Software engineers, tech developers and businesses large and small are always on guard for the latest cyber threats as well as ways to combat them. And in our increasingly cloud-based data storage world, both risks and solutions to information theft and loss move quickly. So what changes does 2014 hold for this increasingly complex world, especially for businesses reliant on data protection services that are both effective and cost efficient?
Global nonprofit IT association ISACA is sounding some serious alarm bells for technology professionals in the new year, and industry insiders are heeding the call. Here are some changes businesses and security experts should watch for:

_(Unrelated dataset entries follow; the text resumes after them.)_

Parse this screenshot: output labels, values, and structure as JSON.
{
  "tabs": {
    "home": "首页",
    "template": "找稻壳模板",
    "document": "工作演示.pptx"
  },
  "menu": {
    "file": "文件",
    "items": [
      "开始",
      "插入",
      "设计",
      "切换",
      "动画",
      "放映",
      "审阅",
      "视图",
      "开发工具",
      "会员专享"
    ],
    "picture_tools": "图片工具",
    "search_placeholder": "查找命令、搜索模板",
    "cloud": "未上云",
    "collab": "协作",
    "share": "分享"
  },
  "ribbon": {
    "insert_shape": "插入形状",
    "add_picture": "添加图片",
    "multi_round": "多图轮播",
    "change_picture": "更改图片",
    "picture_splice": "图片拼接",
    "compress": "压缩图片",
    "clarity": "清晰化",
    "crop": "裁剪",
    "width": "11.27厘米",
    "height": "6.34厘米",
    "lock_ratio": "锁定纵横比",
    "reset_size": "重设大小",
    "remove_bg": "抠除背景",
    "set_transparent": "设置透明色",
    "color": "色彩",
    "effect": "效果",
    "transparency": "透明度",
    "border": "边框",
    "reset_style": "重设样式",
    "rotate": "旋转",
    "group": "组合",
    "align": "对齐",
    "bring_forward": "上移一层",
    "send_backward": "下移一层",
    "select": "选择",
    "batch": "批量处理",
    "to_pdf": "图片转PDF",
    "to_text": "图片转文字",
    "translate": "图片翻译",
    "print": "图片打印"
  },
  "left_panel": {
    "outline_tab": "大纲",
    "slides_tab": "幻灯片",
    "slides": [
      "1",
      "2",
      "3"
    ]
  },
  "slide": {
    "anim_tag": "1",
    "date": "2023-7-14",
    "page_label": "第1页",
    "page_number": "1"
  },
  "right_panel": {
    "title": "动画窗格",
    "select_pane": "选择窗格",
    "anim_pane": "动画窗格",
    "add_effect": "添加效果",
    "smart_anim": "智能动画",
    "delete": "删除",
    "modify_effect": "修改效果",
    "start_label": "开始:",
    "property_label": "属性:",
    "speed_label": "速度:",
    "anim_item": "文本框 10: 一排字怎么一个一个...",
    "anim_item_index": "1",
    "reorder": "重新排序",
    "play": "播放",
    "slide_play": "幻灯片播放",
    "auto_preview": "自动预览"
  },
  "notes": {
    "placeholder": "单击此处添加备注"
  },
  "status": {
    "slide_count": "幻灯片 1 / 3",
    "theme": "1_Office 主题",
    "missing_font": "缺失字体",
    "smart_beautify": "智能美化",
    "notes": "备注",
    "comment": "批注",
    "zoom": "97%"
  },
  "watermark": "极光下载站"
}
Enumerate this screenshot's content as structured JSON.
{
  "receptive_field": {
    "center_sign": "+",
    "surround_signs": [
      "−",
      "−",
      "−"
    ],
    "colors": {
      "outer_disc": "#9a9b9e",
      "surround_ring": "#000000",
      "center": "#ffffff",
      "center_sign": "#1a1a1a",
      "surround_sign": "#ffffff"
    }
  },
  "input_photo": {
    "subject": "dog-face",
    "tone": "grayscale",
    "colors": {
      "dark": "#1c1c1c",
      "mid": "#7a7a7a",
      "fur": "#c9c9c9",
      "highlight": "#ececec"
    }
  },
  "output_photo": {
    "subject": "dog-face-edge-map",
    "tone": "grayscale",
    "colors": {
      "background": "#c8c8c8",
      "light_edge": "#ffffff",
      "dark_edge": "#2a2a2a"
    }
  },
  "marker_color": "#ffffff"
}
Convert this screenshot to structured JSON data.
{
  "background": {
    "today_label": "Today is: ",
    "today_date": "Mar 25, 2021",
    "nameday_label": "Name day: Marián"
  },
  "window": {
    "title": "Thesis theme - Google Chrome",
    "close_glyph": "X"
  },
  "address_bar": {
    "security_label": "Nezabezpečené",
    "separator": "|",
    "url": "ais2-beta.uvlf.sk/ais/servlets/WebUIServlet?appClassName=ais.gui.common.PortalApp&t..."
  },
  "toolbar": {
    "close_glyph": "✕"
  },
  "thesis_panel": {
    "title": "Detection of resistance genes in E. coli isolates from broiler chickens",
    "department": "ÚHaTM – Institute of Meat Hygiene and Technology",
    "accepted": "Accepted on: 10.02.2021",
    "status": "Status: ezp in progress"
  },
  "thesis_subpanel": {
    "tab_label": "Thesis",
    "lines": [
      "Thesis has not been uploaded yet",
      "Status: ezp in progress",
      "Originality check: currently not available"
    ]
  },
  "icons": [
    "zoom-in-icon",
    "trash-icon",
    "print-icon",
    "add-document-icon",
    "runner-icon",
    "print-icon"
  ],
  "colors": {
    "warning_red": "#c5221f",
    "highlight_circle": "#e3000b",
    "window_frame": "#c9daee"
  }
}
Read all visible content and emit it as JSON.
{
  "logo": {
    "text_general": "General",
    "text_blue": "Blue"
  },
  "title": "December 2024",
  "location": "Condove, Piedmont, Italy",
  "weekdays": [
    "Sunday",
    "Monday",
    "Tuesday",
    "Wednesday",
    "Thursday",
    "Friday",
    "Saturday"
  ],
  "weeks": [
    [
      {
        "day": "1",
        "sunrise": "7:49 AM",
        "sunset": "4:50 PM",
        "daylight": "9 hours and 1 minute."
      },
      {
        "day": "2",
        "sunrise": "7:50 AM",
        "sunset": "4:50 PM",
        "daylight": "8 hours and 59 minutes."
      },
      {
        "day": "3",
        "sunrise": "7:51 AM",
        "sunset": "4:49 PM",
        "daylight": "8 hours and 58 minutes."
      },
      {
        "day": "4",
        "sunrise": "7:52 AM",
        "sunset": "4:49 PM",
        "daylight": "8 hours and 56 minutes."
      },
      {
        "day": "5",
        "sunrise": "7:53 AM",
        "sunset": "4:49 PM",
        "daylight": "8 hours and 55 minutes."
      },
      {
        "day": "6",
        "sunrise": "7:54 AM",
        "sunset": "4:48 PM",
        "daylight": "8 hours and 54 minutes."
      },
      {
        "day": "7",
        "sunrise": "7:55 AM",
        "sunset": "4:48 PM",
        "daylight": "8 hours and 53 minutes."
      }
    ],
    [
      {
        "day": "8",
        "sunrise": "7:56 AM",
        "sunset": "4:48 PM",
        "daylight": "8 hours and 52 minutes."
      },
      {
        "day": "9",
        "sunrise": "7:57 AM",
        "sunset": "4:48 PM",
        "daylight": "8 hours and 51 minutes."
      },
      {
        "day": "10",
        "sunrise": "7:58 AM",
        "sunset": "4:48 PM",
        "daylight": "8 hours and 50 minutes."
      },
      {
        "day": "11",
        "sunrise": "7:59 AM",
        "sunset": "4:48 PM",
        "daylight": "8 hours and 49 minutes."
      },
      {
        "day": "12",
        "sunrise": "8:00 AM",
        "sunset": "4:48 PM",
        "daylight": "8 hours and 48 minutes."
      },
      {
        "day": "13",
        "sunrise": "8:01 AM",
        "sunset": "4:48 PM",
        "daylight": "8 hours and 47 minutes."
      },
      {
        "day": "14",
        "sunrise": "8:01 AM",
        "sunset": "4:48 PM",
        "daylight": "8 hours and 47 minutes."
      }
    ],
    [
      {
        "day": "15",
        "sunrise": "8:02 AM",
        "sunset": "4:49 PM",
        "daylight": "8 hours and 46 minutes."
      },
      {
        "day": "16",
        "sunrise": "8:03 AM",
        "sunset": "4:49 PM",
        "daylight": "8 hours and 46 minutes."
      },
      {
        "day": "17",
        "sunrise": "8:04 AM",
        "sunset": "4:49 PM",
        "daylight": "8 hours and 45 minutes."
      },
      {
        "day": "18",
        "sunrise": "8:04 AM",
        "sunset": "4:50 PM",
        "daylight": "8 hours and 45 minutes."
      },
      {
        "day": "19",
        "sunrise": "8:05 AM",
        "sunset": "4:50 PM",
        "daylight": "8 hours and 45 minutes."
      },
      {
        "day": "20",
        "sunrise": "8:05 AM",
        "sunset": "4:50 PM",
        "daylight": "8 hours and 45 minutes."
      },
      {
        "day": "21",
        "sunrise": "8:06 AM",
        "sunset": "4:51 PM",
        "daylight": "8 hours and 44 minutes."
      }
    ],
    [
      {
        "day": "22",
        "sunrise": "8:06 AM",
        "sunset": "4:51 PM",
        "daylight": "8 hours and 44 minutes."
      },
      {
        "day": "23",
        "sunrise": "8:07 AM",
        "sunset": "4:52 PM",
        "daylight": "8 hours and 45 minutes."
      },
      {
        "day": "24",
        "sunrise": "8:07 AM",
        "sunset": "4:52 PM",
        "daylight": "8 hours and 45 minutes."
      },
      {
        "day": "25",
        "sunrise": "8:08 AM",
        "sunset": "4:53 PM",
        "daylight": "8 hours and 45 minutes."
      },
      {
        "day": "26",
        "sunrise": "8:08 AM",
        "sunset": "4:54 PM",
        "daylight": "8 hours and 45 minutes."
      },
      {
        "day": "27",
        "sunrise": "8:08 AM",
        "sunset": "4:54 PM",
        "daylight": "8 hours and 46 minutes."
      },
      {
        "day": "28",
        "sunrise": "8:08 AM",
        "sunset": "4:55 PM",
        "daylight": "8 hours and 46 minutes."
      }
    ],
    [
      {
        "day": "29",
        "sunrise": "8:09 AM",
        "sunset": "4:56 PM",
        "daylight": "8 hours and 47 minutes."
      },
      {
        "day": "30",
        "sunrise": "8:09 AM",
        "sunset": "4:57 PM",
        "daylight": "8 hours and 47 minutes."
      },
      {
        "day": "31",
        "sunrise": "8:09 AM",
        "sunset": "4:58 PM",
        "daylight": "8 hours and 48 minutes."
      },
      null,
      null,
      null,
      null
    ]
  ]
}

• ISACA predicts that the current controversy over data privacy that has been dominating headlines of late will accelerate rather than abate. As such, companies should become more serious about viewing their data as currency that needs to be protected.
• Data volumes are out of control, making them unmanageable and, in many cases, redundant. So data protection experts and the companies they service should strive to consolidate what’s important and eliminate the excess in an effort to promote more efficient sharing and allow for greater privacy control.
• Even though companies and businesses need to be more wary of breaches, it may be harder for them to find cyber security and data analytics experts. It’s estimated that, in 2014, there will be a serious lack of data defenders with the right certifications and skills, and as such they’ll be more in demand and will expect to be better compensated.
• Companies will need to rethink how they use their IT security experts. Whereas in the past those experts were perhaps only responsible for only malware detection and the like, the next generation of security experts should be more proactive, seeking out new and hard-to-detect threats and building internal intelligence capabilities rather than waiting for a cyber attack and scrambling to respond.
• It’s estimated there will be 50 billion devices connected to the Internet by 2020, so businesses should start working on internal policies governing those devices to prevent cyber security breaches. Frighteningly, Lexology estimates that 93 percent of a company’s workforce ignores standard policies meant to protect data.